Data records for software interfaces
···

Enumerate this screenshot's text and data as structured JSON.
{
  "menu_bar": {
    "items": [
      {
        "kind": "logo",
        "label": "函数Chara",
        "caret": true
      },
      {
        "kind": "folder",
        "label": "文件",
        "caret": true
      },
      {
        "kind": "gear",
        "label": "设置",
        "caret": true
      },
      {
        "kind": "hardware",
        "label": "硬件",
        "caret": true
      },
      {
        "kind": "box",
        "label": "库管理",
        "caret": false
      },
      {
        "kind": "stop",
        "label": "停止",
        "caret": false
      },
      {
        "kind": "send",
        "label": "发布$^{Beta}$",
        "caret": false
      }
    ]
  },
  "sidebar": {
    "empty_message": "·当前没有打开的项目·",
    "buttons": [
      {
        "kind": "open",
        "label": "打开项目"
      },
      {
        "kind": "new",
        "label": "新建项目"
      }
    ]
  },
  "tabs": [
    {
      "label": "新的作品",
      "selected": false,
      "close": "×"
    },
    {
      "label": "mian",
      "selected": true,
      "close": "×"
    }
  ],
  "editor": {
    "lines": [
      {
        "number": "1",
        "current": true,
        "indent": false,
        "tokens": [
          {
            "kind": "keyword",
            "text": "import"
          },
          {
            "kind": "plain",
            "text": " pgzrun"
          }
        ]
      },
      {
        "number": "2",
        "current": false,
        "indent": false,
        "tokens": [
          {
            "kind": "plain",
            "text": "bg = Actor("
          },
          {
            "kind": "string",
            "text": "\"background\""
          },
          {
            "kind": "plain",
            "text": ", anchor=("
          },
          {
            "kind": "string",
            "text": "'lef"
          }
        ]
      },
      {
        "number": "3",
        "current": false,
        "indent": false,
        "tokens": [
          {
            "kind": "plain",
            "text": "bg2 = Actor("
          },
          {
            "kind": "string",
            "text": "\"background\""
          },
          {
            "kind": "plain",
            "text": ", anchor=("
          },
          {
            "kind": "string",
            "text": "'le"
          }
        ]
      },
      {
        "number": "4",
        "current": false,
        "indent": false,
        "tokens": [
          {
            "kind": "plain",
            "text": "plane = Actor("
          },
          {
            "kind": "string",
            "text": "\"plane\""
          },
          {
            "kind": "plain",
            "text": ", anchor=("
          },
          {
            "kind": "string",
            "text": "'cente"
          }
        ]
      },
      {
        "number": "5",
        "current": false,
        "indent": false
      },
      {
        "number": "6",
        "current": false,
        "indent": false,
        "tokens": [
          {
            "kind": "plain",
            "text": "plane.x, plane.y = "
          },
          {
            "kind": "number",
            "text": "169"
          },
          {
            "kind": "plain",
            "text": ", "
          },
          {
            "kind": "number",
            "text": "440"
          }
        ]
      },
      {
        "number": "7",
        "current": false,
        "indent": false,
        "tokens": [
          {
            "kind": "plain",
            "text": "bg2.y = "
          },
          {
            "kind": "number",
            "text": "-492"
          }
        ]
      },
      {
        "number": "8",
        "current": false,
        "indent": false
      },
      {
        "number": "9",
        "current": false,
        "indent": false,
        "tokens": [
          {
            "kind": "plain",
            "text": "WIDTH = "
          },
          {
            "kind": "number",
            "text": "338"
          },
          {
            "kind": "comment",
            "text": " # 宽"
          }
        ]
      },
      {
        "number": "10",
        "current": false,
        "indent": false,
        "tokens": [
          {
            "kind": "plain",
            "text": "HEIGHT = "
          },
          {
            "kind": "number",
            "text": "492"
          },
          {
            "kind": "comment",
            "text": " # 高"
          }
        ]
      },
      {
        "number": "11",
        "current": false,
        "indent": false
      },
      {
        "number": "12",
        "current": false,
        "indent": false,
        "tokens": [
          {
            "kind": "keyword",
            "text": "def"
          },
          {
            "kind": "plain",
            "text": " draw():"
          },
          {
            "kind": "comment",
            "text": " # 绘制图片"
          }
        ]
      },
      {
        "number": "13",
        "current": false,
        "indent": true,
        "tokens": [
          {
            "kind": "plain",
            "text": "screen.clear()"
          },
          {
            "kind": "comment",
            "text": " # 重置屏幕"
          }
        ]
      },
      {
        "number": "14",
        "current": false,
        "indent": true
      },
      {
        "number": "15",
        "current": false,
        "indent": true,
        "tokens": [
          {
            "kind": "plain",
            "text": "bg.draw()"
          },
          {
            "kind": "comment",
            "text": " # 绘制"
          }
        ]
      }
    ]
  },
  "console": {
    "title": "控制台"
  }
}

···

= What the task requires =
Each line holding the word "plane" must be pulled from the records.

= Written answer =
            "text": "plane = Actor("
            "text": "\"plane\""
            "text": "plane.x, plane.y = "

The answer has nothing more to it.